A key step in the design of a randomised controlled trial is the estimation of the number of participants needed. The most common approach is to specify a target difference in the primary outcome between the randomised groups and then estimate the corresponding sample size. The sample size is chosen to provide reassurance that the trial will have high statistical power to detect the target difference at the planned statistical significance level. Alternative approaches are also available, though most still require specification of a target difference.
The sample size has many implications for the conduct of the study, as well as incurring scientific and ethical aspects. Despite the critical role of the target difference for the primary outcome in the design of a randomised controlled trial (RCT), the manner in which it is determined has received little attention. This article reports the development of the DELTA2 guidance on the specification and reporting of the target difference for the primary outcome in a sample size calculation for a RCT.
The DELTA2 (Difference ELicitation in TriAls) project has five components comprising systematic literature reviews of recent methodological developments (stage 1) and existing funder guidance (stage 2), a Delphi study (stage 3), a 2-day consensus meeting bringing together researchers, funders and patient representatives (stage 4), and the preparation and dissemination of a guidance document (stage 5).
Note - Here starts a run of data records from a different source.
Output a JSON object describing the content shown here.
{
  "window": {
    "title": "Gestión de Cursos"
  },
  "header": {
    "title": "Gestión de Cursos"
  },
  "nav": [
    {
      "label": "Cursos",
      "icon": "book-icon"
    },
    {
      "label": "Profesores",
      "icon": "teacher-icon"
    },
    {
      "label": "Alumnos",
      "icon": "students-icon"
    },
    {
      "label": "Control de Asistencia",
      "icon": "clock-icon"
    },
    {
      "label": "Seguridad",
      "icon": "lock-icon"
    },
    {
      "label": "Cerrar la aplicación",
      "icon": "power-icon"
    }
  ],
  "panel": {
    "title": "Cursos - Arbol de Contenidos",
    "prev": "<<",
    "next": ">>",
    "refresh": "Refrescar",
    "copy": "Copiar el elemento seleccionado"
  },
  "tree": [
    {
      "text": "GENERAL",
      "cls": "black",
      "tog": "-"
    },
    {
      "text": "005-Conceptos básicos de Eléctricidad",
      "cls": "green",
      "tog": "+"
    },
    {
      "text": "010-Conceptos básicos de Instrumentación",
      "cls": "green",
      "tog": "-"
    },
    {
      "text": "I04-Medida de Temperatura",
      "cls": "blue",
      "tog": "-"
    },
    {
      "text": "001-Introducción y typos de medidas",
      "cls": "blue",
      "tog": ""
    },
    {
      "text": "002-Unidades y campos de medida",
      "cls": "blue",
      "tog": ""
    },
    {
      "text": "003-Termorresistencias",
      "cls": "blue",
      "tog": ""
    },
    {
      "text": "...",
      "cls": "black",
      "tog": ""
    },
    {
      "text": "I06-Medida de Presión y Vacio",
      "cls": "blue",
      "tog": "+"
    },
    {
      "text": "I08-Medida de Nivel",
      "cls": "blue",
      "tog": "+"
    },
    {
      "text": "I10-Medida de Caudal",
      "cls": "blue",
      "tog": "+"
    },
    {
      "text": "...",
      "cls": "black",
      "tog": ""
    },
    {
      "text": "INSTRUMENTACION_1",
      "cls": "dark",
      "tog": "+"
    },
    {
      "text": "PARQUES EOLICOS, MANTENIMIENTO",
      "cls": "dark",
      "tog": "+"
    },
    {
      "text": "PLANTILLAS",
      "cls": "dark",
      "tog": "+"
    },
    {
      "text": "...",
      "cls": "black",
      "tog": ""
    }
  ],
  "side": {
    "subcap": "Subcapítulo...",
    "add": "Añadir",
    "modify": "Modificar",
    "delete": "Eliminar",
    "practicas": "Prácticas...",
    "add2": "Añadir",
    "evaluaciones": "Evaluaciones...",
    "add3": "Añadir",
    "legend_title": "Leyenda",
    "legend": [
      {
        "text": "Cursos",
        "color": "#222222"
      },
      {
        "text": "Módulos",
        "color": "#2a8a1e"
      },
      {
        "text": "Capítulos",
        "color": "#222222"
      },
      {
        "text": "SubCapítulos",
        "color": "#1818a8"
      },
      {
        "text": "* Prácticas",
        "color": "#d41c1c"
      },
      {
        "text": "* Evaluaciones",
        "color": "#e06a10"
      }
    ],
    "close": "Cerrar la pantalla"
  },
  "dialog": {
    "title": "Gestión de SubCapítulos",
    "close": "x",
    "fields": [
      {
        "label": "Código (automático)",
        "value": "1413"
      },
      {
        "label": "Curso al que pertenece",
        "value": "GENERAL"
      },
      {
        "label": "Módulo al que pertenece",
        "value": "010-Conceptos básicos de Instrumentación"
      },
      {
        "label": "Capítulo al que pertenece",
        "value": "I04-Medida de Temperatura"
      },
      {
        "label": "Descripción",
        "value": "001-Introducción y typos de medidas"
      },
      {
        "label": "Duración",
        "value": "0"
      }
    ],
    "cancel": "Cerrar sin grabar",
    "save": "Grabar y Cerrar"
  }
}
The project started in April 2016. The literature search identified 28 articles of methodological developments relevant to a method for specifying a target difference. A Delphi study involving 69 participants, along with a 2-day consensus meeting were conducted. In addition, further engagement sessions were held at two international conferences. The main guidance text was finalised on April 18, 2018, after revision informed by feedback gathered from stages 2 and 3 and from funder representatives.
The DELTA2 Delphi study identified a number of areas (such as practical recommendations and examples, greater coverage of different trial designs and statistical approaches) of particular interest amongst stakeholders which new guidance was desired to meet. New relevant references were identified by the review. Such findings influenced the scope, drafting and revision of the guidance. While not all suggestions could be accommodated, it is hoped that the process has led to a more useful and practical document.
Clinically important difference